[ kyoor ]
/ kyʊər /
a means of healing or restoring to health; remedy.
a method or course of remedial treatment, as for disease.
successful remedial treatment; restoration to health.
a means of correcting or relieving anything that is troublesome or detrimental: to seek a cure for inflation.
the act or a method of preserving meat, fish, etc., by smoking, salting, or the like.
spiritual or religious charge of the people in a certain district.
the office or district of a curate or parish priest.
verb (used with object), cured, cur·ing.
to restore to health.
to relieve or rid of something detrimental, as an illness or a bad habit.
to prepare (meat, fish, etc.) for preservation by salting, drying, etc.
to promote hardening of (fresh concrete or mortar), as by keeping it damp.
to process (rubber, tobacco, etc.) as by fermentation or aging.
verb (used without object), cured, cur·ing.
to effect a cure.
to become cured.
QUIZ YOURSELF ON THESE WORDS FROM BROWN GIRL DREAMING!
Visualize yourself passing this quiz on words from Jacqueline Woodson’s exquisite verse novel “Brown Girl Dreaming,” and then take the quiz to prove you can do it! (Because you can.)
Question 1 of 10
What does “barren” mean?
Origin of cure
1250–1300; (v.) Middle English curen<Middle French curer<Latin cūrāre to take care of, derivative of cūra care; (noun) Middle English <Old French cure<Latin cūra
synonym study for cure
9. Cure, heal, remedy imply making well, whole, or right.
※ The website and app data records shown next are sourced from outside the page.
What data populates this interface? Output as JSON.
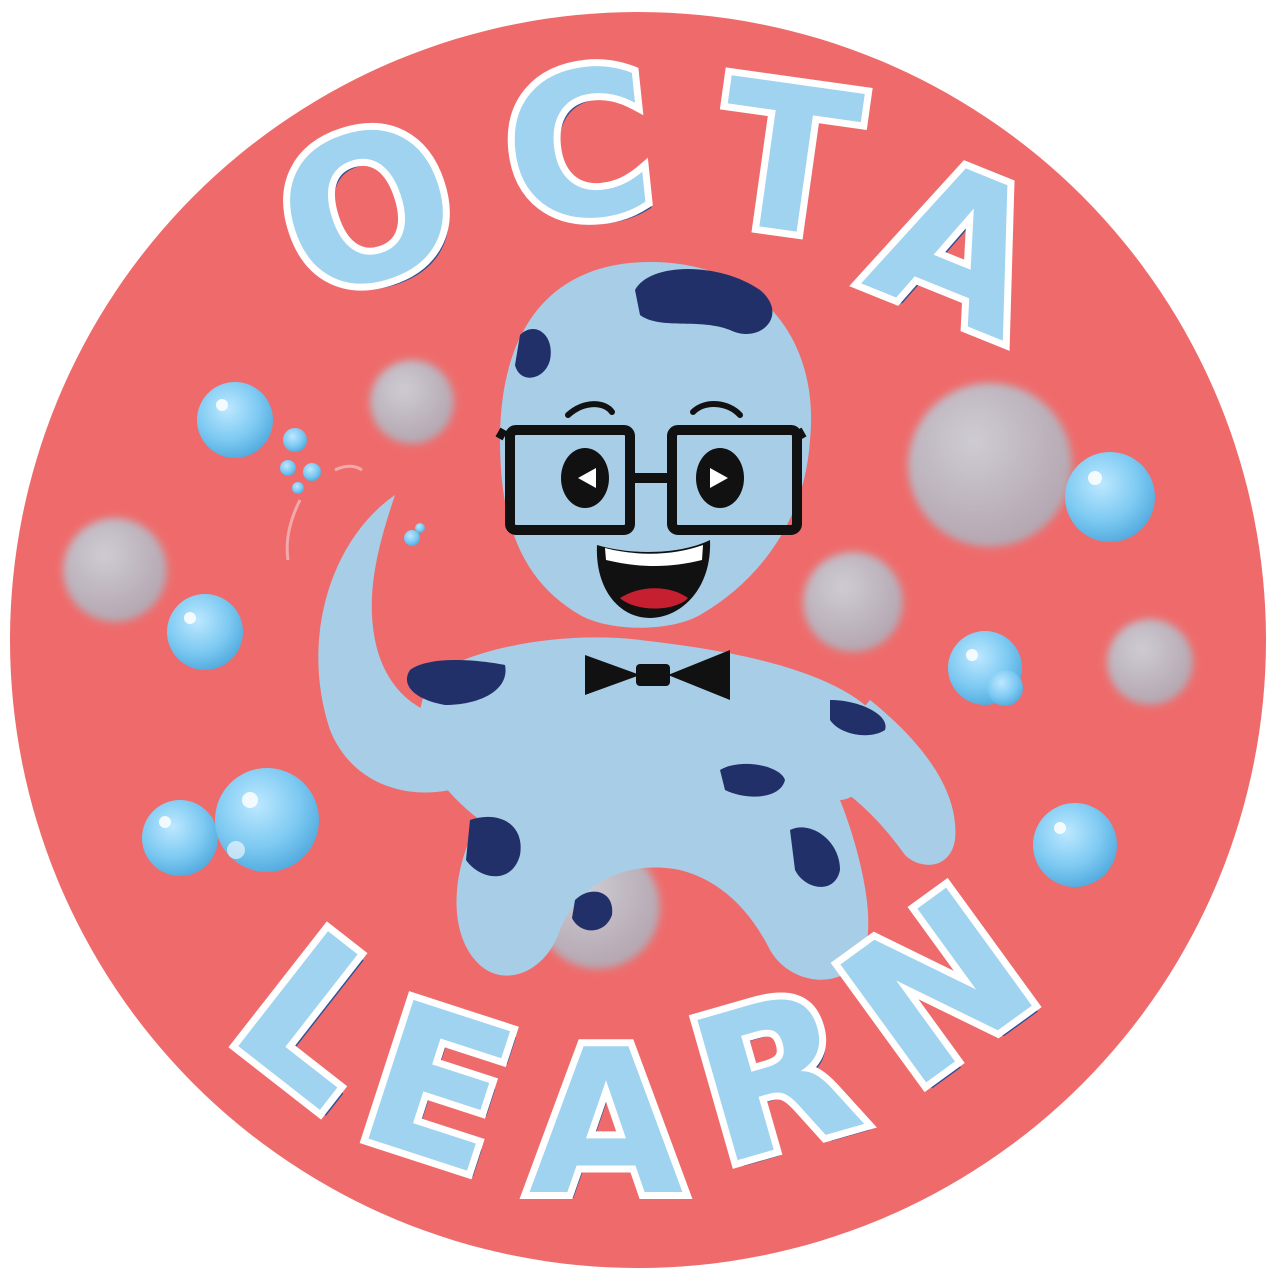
{
  "logo": {
    "word_top": [
      "O",
      "C",
      "T",
      "A"
    ],
    "word_bottom": [
      "L",
      "E",
      "A",
      "R",
      "N"
    ],
    "background_color": "#ef6b6b",
    "body_color": "#a8cde6",
    "spot_color": "#22306a",
    "letter_color": "#9fd3f0"
  }
}
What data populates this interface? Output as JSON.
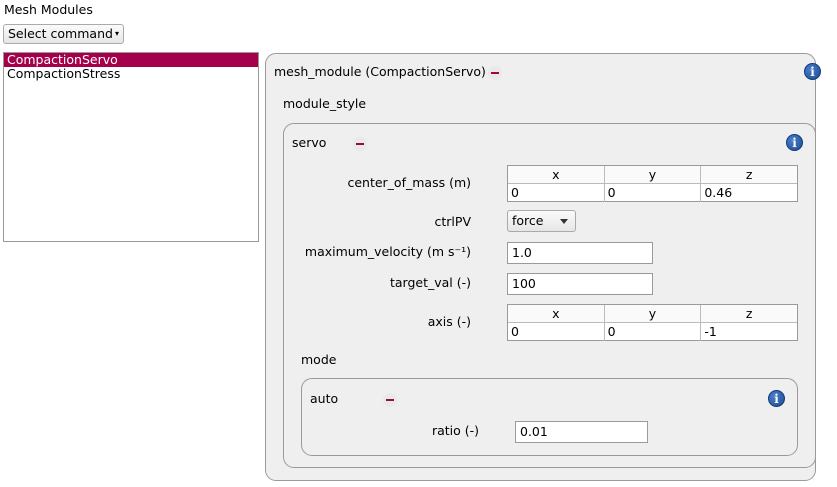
{
  "header": {
    "title": "Mesh Modules",
    "select_command": "Select command"
  },
  "module_list": {
    "items": [
      "CompactionServo",
      "CompactionStress"
    ],
    "selected_index": 0
  },
  "outer_group": {
    "title": "mesh_module (CompactionServo)",
    "module_style_label": "module_style",
    "info_glyph": "i"
  },
  "servo_group": {
    "title": "servo",
    "center_of_mass": {
      "label": "center_of_mass (m)",
      "headers": [
        "x",
        "y",
        "z"
      ],
      "values": [
        "0",
        "0",
        "0.46"
      ]
    },
    "ctrlPV": {
      "label": "ctrlPV",
      "value": "force"
    },
    "maximum_velocity": {
      "label": "maximum_velocity (m s⁻¹)",
      "value": "1.0"
    },
    "target_val": {
      "label": "target_val (-)",
      "value": "100"
    },
    "axis": {
      "label": "axis (-)",
      "headers": [
        "x",
        "y",
        "z"
      ],
      "values": [
        "0",
        "0",
        "-1"
      ]
    },
    "mode_label": "mode"
  },
  "auto_group": {
    "title": "auto",
    "ratio": {
      "label": "ratio (-)",
      "value": "0.01"
    }
  },
  "colors": {
    "accent": "#a4004b",
    "group_bg": "#efefef",
    "info_blue": "#1d4a94"
  }
}
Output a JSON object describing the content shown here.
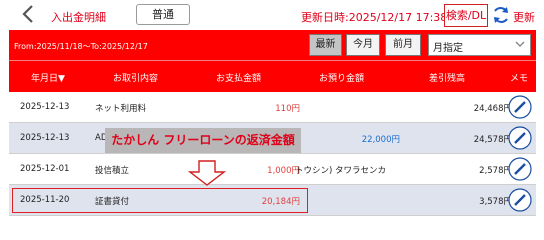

Cure is applied to the eradication of disease or sickness: to cure a headache. Heal suggests the making whole of wounds, sores, etc.: to heal a burn. Remedy applies especially to making wrongs right: to remedy a mistake.
OTHER WORDS FROM cure
cureless, adjectivecure·less·ly, adverbcurer, nounhalf-cured, adjective
o·ver·cured, adjectivesem·i·cured, adjectiveun·cured, adjectivewell-cured, adjective
Definition for cure (2 of 2)
[ kyoo-rey, kyoor-ey; French ky-rey ]
/ kyʊˈreɪ, ˈkyʊər eɪ; French küˈreɪ /
noun, plural cu·rés [kyoo-reyz, kyoor-eyz; French ky-rey]. /kyʊˈreɪz, ˈkyʊər eɪz; French küˈreɪ/.
(in France) a parish priest.
Origin of curé
1645–55; <French, Old French; modeled on Medieval Latin cūrātus parish priest; see curate
Dictionary.com Unabridged Based on the Random House Unabridged Dictionary, © Random House, Inc. 2020
British Dictionary definitions for cure (1 of 2)
/ (kjʊə) /
(tr) to get rid of (an ailment, fault, or problem); heal
(tr) to restore to health or good condition
(intr) to bring about a cure
(tr) to preserve (meat, fish, etc) by salting, smoking, etc
- to treat or finish (a substance) by chemical or physical means
- to vulcanize (rubber)
- to allow (a polymer) to set often using heat or pressure
(tr) to assist the hardening of (concrete, mortar, etc) by keeping it moist
a return to health, esp after specific treatment
any course of medical therapy, esp one proved effective in combating a disease
a means of restoring health or improving a condition, situation, etc
the spiritual and pastoral charge of a parishthe cure of souls
a process or method of preserving meat, fish, etc, by salting, pickling, or smoking
Derived forms of curecureless, adjectivecurer, noun
Word Origin for cure
(n) C13: from Old French, from Latin cūra care; in ecclesiastical sense, from Medieval Latin cūra spiritual charge; (vb) C14: from Old French curer, from Latin cūrāre to attend to, heal, from cūra care
British Dictionary definitions for cure (2 of 2)
/ (ˈkjʊəreɪ) /
a parish priest in France
Word Origin for curé
French, from Medieval Latin cūrātus; see curate 1
Collins English Dictionary - Complete & Unabridged 2012 Digital Edition © William Collins Sons & Co. Ltd. 1979, 1986 © HarperCollins Publishers 1998, 2000, 2003, 2005, 2006, 2007, 2009, 2012
Medical definitions for cure
[ kyur ]
Restoration of health; recovery from disease.
A method or course of treatment used to restore health.
An agent that restores health; a remedy.
To restore a person to health.
To effect a recovery from a disease or disorder.
The American Heritage® Stedman's Medical Dictionary Copyright © 2002, 2001, 1995 by Houghton Mifflin Company. Published by Houghton Mifflin Company.
Idioms and Phrases with cure
see kill or cure; ounce of prevention (is worth a pound of cure); sure cure.
The American Heritage® Idioms Dictionary Copyright © 2002, 2001, 1995 by Houghton Mifflin Harcourt Publishing Company. Published by Houghton Mifflin Harcourt Publishing Company.